WHAT YOU SHOULD DO: Search term "JSON": copy each line of the data containing it.

=== SOURCE INFORMATION ===

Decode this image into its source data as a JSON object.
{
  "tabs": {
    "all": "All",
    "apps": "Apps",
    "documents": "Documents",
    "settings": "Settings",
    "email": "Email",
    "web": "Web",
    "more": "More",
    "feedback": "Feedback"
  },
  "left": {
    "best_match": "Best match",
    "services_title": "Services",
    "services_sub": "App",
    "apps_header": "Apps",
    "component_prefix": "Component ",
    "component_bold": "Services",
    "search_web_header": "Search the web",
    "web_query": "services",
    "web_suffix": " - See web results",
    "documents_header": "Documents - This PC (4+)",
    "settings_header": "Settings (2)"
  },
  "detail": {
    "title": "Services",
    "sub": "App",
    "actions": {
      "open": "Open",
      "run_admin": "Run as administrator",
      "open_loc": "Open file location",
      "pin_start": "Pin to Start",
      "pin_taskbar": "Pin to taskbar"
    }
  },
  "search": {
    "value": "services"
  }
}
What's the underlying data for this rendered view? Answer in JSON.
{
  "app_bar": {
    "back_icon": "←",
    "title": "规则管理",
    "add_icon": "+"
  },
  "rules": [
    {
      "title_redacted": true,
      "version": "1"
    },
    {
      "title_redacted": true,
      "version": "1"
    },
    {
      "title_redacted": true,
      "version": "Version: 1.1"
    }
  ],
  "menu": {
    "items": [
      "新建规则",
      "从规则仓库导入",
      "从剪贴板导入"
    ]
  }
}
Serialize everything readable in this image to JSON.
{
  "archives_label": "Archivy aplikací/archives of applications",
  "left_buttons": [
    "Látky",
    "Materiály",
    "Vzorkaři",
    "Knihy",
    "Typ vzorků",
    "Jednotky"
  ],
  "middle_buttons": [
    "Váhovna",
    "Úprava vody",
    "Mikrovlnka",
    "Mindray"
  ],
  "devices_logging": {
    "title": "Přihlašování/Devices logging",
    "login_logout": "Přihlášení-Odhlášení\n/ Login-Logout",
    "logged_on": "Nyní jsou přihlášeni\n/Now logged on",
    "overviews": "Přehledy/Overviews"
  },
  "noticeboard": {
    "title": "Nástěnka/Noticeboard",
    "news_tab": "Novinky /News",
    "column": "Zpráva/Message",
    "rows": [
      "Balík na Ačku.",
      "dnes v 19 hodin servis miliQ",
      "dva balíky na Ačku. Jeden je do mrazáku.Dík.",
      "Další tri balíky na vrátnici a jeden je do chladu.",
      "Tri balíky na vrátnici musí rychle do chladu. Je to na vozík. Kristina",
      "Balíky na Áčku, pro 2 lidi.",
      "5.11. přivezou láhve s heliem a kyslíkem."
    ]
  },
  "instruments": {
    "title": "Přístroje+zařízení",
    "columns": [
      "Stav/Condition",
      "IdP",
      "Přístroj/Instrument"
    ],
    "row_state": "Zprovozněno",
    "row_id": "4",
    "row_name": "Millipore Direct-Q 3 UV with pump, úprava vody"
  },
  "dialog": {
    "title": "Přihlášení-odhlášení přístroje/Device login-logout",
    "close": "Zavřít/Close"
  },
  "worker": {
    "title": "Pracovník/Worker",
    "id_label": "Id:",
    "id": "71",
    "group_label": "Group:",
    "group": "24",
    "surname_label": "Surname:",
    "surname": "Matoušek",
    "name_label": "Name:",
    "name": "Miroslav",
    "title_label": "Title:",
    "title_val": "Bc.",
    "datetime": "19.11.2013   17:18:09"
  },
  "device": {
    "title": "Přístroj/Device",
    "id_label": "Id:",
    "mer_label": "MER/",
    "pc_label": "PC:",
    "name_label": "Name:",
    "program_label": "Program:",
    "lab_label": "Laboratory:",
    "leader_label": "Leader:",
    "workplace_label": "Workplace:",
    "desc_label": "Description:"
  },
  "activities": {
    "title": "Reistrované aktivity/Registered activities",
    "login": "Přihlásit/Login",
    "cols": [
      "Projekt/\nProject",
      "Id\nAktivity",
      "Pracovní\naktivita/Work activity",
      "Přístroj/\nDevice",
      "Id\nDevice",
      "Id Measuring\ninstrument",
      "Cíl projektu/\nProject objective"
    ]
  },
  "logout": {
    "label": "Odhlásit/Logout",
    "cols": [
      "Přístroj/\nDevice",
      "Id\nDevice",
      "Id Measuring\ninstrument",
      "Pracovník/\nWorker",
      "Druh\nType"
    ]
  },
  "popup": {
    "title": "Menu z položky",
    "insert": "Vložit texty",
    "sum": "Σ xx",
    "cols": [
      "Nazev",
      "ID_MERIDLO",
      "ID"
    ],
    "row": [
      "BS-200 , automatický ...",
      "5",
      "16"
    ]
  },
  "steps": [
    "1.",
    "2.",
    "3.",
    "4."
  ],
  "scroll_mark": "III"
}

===

RESULT FOR THIS TASK:
Decode this image into its source data as a JSON object.
What's the underlying data for this rendered view? Answer in JSON.
Serialize everything readable in this image to JSON.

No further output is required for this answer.